Start of Block

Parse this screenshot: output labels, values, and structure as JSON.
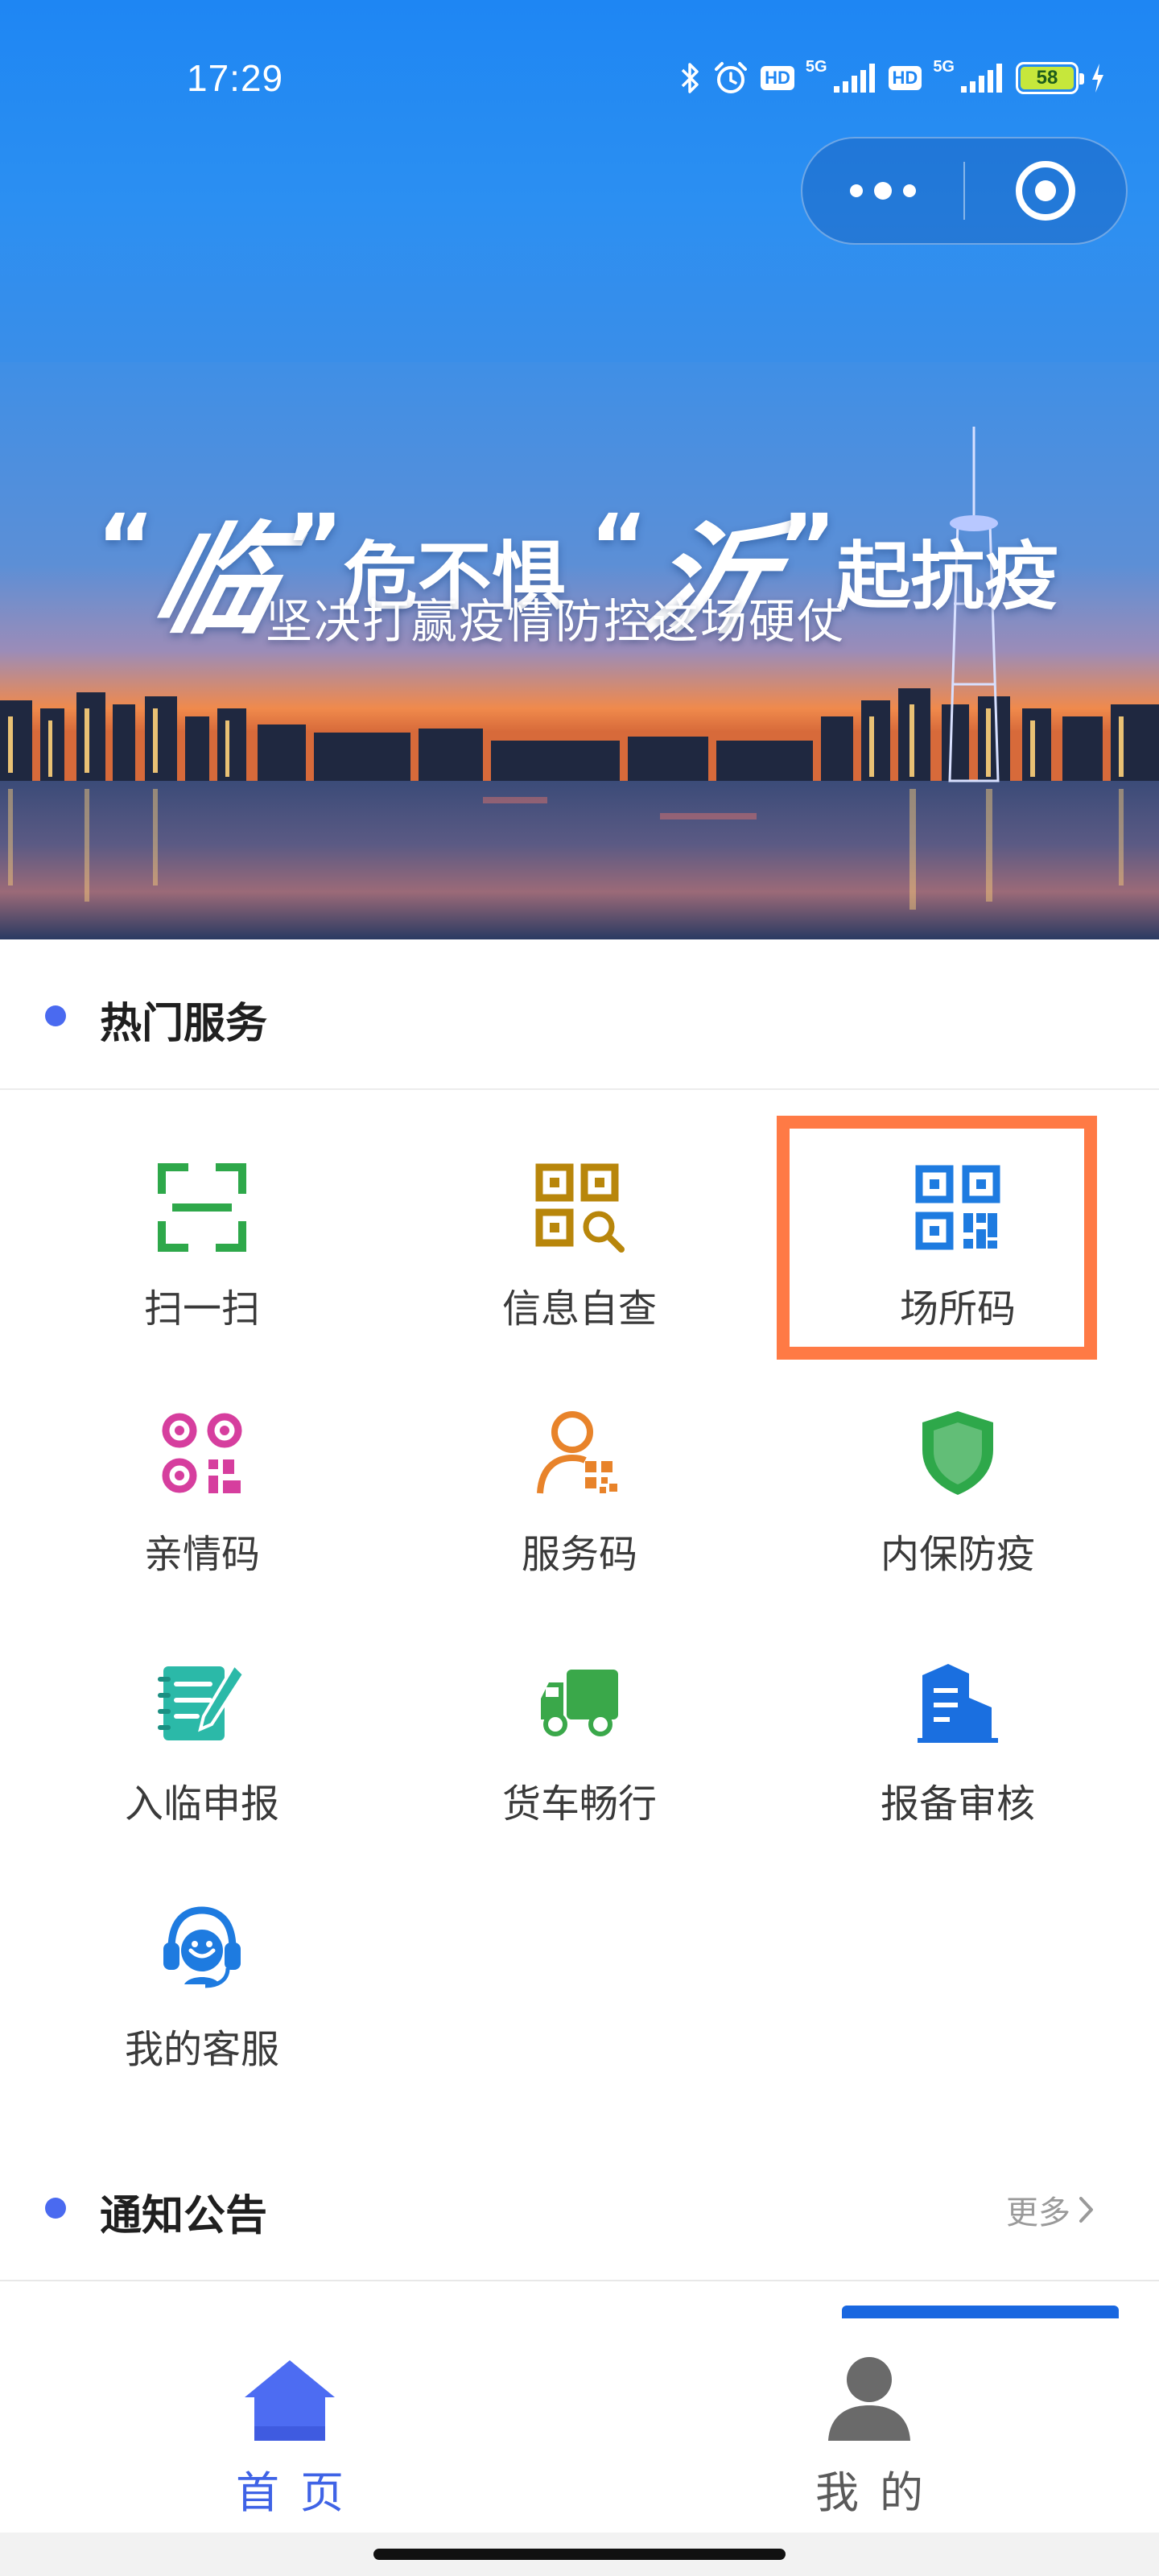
{
  "status_bar": {
    "time": "17:29",
    "battery_level": "58",
    "network_label": "5G",
    "hd_label": "HD",
    "icons": [
      "bluetooth-icon",
      "alarm-icon",
      "hd-icon",
      "signal-icon",
      "hd-icon",
      "signal-icon",
      "battery-icon",
      "charging-icon"
    ]
  },
  "capsule": {
    "more_icon": "more-dots-icon",
    "close_icon": "target-close-icon"
  },
  "banner": {
    "title_quote_open_1": "“",
    "title_calli_1": "临",
    "title_quote_close_1": "”",
    "title_text_1": "危不惧",
    "title_quote_open_2": "“",
    "title_calli_2": "沂",
    "title_quote_close_2": "”",
    "title_text_2": "起抗疫",
    "subtitle": "坚决打赢疫情防控这场硬仗"
  },
  "hot_services": {
    "title": "热门服务",
    "items": [
      {
        "label": "扫一扫",
        "icon": "scan-icon",
        "color": "#2ea84a"
      },
      {
        "label": "信息自查",
        "icon": "qr-search-icon",
        "color": "#b8860b"
      },
      {
        "label": "场所码",
        "icon": "qr-code-icon",
        "color": "#1e7be0"
      },
      {
        "label": "亲情码",
        "icon": "family-qr-icon",
        "color": "#d63e9e"
      },
      {
        "label": "服务码",
        "icon": "person-qr-icon",
        "color": "#e8832a"
      },
      {
        "label": "内保防疫",
        "icon": "shield-icon",
        "color": "#2ea84a"
      },
      {
        "label": "入临申报",
        "icon": "notebook-pen-icon",
        "color": "#2bb9a8"
      },
      {
        "label": "货车畅行",
        "icon": "truck-icon",
        "color": "#3aa84a"
      },
      {
        "label": "报备审核",
        "icon": "building-icon",
        "color": "#1a6fe0"
      },
      {
        "label": "我的客服",
        "icon": "headset-icon",
        "color": "#1e7be0"
      }
    ],
    "highlighted": "场所码",
    "highlight_color": "#ff7a45"
  },
  "notices": {
    "title": "通知公告",
    "more_label": "更多",
    "more_icon": "chevron-right-icon"
  },
  "tabbar": {
    "tabs": [
      {
        "label": "首页",
        "icon": "home-icon",
        "active": true
      },
      {
        "label": "我的",
        "icon": "user-icon",
        "active": false
      }
    ],
    "active_color": "#3f63e6",
    "inactive_color": "#5a5a5a"
  },
  "colors": {
    "header_blue": "#1e86f3",
    "section_dot": "#4a6af0"
  }
}
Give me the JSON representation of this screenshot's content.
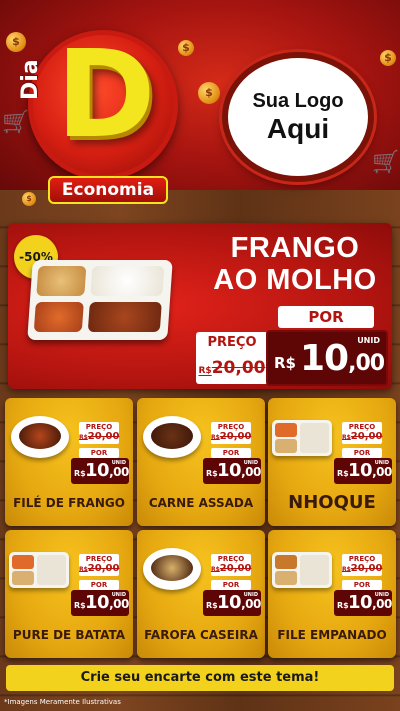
{
  "header": {
    "dia_label": "Dia",
    "d_letter": "D",
    "economia_label": "Economia",
    "coin_symbol": "$",
    "logo_line1": "Sua Logo",
    "logo_line2": "Aqui"
  },
  "featured": {
    "discount": "-50%",
    "title_line1": "FRANGO",
    "title_line2": "AO MOLHO",
    "por_label": "POR",
    "preco_label": "PREÇO",
    "old_currency": "R$",
    "old_price": "20,00",
    "new_currency": "R$",
    "new_price_int": "10",
    "new_price_cents": ",00",
    "unit": "UNID"
  },
  "labels": {
    "preco": "PREÇO",
    "por": "POR",
    "unid": "UNID",
    "currency": "R$",
    "old_price": "20,00",
    "new_int": "10",
    "new_cents": ",00"
  },
  "products": [
    {
      "name": "FILÉ DE FRANGO",
      "food": "bowl",
      "color": "#b5451c"
    },
    {
      "name": "CARNE ASSADA",
      "food": "bowl",
      "color": "#6a3216"
    },
    {
      "name": "NHOQUE",
      "food": "tray",
      "color": "#e06a2a"
    },
    {
      "name": "PURE DE BATATA",
      "food": "tray",
      "color": "#e06a2a"
    },
    {
      "name": "FAROFA CASEIRA",
      "food": "bowl",
      "color": "#d8b06a"
    },
    {
      "name": "FILE EMPANADO",
      "food": "tray",
      "color": "#c8782a"
    }
  ],
  "cta": "Crie seu encarte com este tema!",
  "footnote": "*Imagens Meramente Ilustrativas",
  "colors": {
    "red": "#b21510",
    "yellow": "#f3d21e",
    "dark_red": "#5e0606",
    "wood": "#6b3a1b"
  }
}
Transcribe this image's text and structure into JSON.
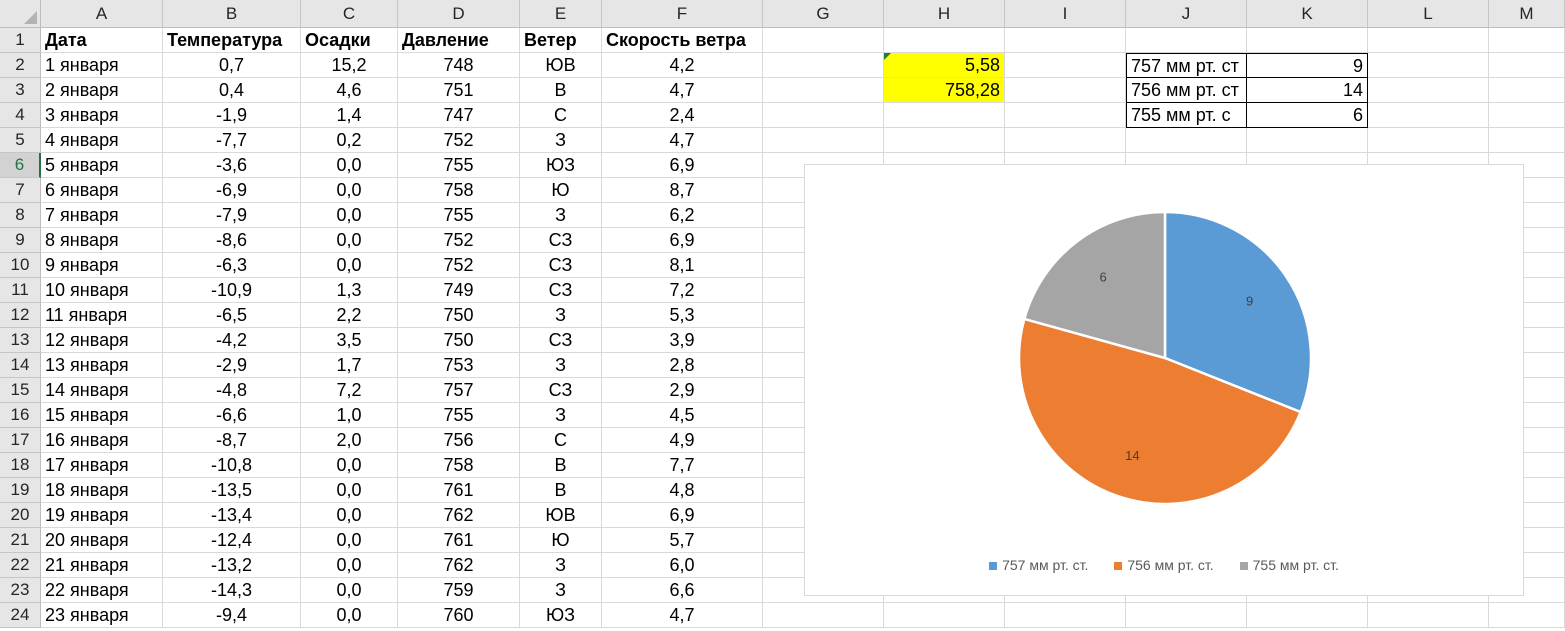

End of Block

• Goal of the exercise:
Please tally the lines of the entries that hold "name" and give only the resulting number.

• Answer to this exercise:
6